Expert reports about Digestive System Disorders



What is hernia during pregnancy?

Hernia, or herniation, is the protrusion of part of an internal organ through the wall of a body cavity, often a wall whose connective tissue and/or muscle contains a weak area. In pregnancy, various types of hernia can occur, because of the growing uterus placing increasing pressure in all directions, and because of stretching of the walls of body cavities. One type of hernia that pregnancy can cause, or worsen, is an inguinal hernia, in which a section of intestine, or omentum (an apron-shaped layer of membrane that is attached to abdominal organs), protrudes into the inguinal canal in the groin. A less common type of groin hernia is a femoral hernia, in which a weakened abdominal wall and pressure from the growing womb cause abdominal contents to protrude into the femoral canal. Protrusion of abdominal contents through abdominal wall muscles, not into a canal, is called a ventral hernia. One type of ventral hernia is called an incisional hernia, which is characterized by protrusion of organ parts through a healed incision line, such as the incision that you may have had from a cesarean section for a previous pregnancy. An umbilical hernia is the protrusion of abdominal contents through the umbilicus (the “belly button”). This develops commonly in pregnancy, due to forward pressure from the growing womb against an abdominal wall that is weakened right around the umbilicus. Also possible during pregnancy is a diaphragmatic hernia, in which organ parts protrude through the diaphragm that separates the abdominal and chest (thoracic) cavities. The most common type of diaphragmatic hernia is called hiatal hernia, in which the stomach protrudes upward through what’s called the esophageal hiatus.
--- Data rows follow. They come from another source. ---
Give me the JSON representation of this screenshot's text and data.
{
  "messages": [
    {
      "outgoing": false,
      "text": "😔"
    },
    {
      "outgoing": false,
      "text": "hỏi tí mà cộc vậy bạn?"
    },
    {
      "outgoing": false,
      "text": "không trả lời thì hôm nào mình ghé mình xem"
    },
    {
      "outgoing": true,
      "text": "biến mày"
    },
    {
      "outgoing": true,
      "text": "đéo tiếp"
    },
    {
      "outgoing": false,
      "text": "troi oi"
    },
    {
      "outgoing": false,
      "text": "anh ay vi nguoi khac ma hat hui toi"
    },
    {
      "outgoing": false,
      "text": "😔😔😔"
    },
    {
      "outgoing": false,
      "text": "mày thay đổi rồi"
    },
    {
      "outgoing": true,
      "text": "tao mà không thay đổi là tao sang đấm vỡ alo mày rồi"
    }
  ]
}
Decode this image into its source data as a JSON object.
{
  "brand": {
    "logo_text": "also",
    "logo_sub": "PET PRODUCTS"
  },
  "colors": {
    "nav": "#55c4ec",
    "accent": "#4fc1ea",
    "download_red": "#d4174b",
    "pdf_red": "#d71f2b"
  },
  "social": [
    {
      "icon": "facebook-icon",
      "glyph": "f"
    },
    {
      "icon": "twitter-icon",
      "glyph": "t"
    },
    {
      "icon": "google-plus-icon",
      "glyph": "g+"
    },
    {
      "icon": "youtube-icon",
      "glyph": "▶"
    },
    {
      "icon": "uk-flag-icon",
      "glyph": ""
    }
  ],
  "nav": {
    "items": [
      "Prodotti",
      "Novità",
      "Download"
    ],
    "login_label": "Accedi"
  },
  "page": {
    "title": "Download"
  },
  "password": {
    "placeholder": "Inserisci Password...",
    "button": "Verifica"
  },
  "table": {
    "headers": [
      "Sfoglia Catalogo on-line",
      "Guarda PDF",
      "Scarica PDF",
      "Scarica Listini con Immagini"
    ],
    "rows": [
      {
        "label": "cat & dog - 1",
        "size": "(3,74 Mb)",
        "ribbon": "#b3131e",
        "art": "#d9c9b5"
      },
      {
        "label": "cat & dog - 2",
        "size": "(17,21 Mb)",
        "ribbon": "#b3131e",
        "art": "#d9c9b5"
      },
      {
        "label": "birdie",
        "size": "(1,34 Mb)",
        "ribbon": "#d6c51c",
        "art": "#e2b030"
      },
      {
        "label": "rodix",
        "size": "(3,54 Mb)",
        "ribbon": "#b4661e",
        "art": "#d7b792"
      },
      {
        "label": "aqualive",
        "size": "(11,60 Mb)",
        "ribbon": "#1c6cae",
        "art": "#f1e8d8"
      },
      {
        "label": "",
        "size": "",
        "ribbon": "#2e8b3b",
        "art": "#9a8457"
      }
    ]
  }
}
Join Pregistry to access the information you need at no cost to you

Join Pregistry